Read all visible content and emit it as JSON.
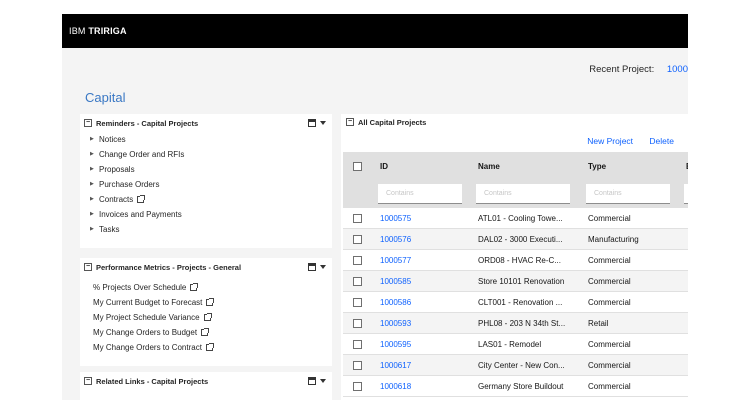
{
  "brand": {
    "prefix": "IBM",
    "name": "TRIRIGA"
  },
  "recent": {
    "label": "Recent Project:",
    "value": "1000"
  },
  "page_title": "Capital",
  "reminders": {
    "title": "Reminders - Capital Projects",
    "items": [
      {
        "label": "Notices",
        "external": false
      },
      {
        "label": "Change Order and RFIs",
        "external": false
      },
      {
        "label": "Proposals",
        "external": false
      },
      {
        "label": "Purchase Orders",
        "external": false
      },
      {
        "label": "Contracts",
        "external": true
      },
      {
        "label": "Invoices and Payments",
        "external": false
      },
      {
        "label": "Tasks",
        "external": false
      }
    ]
  },
  "metrics": {
    "title": "Performance Metrics - Projects - General",
    "items": [
      {
        "label": "% Projects Over Schedule"
      },
      {
        "label": "My Current Budget to Forecast"
      },
      {
        "label": "My Project Schedule Variance"
      },
      {
        "label": "My Change Orders to Budget"
      },
      {
        "label": "My Change Orders to Contract"
      }
    ]
  },
  "related": {
    "title": "Related Links - Capital Projects"
  },
  "grid": {
    "title": "All Capital Projects",
    "actions": {
      "new": "New Project",
      "delete": "Delete"
    },
    "columns": {
      "id": "ID",
      "name": "Name",
      "type": "Type",
      "extra": "E"
    },
    "filters": {
      "id": "Contains",
      "name": "Contains",
      "type": "Contains"
    },
    "rows": [
      {
        "id": "1000575",
        "name": "ATL01 - Cooling Towe...",
        "type": "Commercial"
      },
      {
        "id": "1000576",
        "name": "DAL02 - 3000 Executi...",
        "type": "Manufacturing"
      },
      {
        "id": "1000577",
        "name": "ORD08 - HVAC Re-C...",
        "type": "Commercial"
      },
      {
        "id": "1000585",
        "name": "Store 10101 Renovation",
        "type": "Commercial"
      },
      {
        "id": "1000586",
        "name": "CLT001 - Renovation ...",
        "type": "Commercial"
      },
      {
        "id": "1000593",
        "name": "PHL08 - 203 N 34th St...",
        "type": "Retail"
      },
      {
        "id": "1000595",
        "name": "LAS01 - Remodel",
        "type": "Commercial"
      },
      {
        "id": "1000617",
        "name": "City Center - New Con...",
        "type": "Commercial"
      },
      {
        "id": "1000618",
        "name": "Germany Store Buildout",
        "type": "Commercial"
      }
    ]
  }
}
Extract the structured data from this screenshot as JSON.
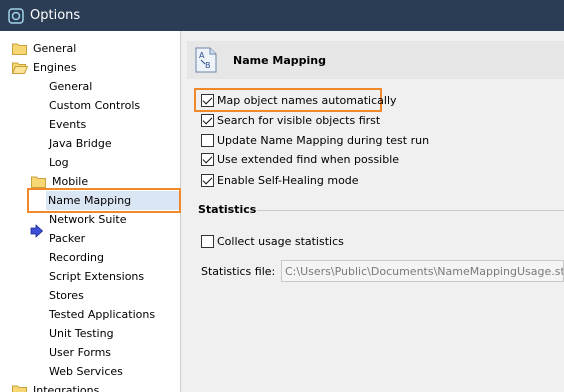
{
  "window": {
    "title": "Options"
  },
  "tree": {
    "items": [
      {
        "label": "General"
      },
      {
        "label": "Engines"
      },
      {
        "label": "General"
      },
      {
        "label": "Custom Controls"
      },
      {
        "label": "Events"
      },
      {
        "label": "Java Bridge"
      },
      {
        "label": "Log"
      },
      {
        "label": "Mobile"
      },
      {
        "label": "Name Mapping"
      },
      {
        "label": "Network Suite"
      },
      {
        "label": "Packer"
      },
      {
        "label": "Recording"
      },
      {
        "label": "Script Extensions"
      },
      {
        "label": "Stores"
      },
      {
        "label": "Tested Applications"
      },
      {
        "label": "Unit Testing"
      },
      {
        "label": "User Forms"
      },
      {
        "label": "Web Services"
      },
      {
        "label": "Integrations"
      }
    ]
  },
  "page": {
    "title": "Name Mapping",
    "icon_letters": [
      "A",
      "B"
    ],
    "options": [
      {
        "label": "Map object names automatically",
        "checked": true
      },
      {
        "label": "Search for visible objects first",
        "checked": true
      },
      {
        "label": "Update Name Mapping during test run",
        "checked": false
      },
      {
        "label": "Use extended find when possible",
        "checked": true
      },
      {
        "label": "Enable Self-Healing mode",
        "checked": true
      }
    ],
    "statistics": {
      "heading": "Statistics",
      "collect_label": "Collect usage statistics",
      "collect_checked": false,
      "file_label": "Statistics file:",
      "file_value": "C:\\Users\\Public\\Documents\\NameMappingUsage.stat"
    }
  },
  "colors": {
    "titlebar": "#2b3d55",
    "highlight": "#f0892b"
  }
}
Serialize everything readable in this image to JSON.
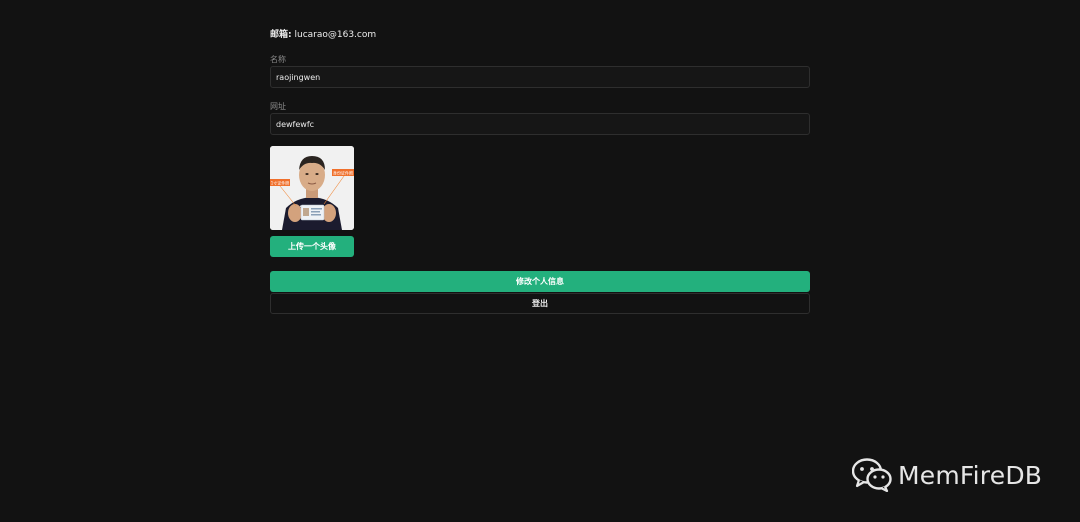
{
  "account": {
    "email_label": "邮箱:",
    "email_value": "lucarao@163.com"
  },
  "form": {
    "name_label": "名称",
    "name_value": "raojingwen",
    "website_label": "网址",
    "website_value": "dewfewfc"
  },
  "avatar": {
    "upload_label": "上传一个头像",
    "photo_sign_left": "1寸证件照",
    "photo_sign_right": "身份证件照"
  },
  "actions": {
    "update_label": "修改个人信息",
    "logout_label": "登出"
  },
  "watermark": {
    "icon": "wechat-icon",
    "text": "MemFireDB"
  },
  "colors": {
    "background": "#121212",
    "accent": "#23b07d",
    "input_border": "#2e2e2e"
  }
}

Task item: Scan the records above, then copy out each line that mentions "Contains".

Result:
      "id": "Contains",
      "name": "Contains",
      "type": "Contains"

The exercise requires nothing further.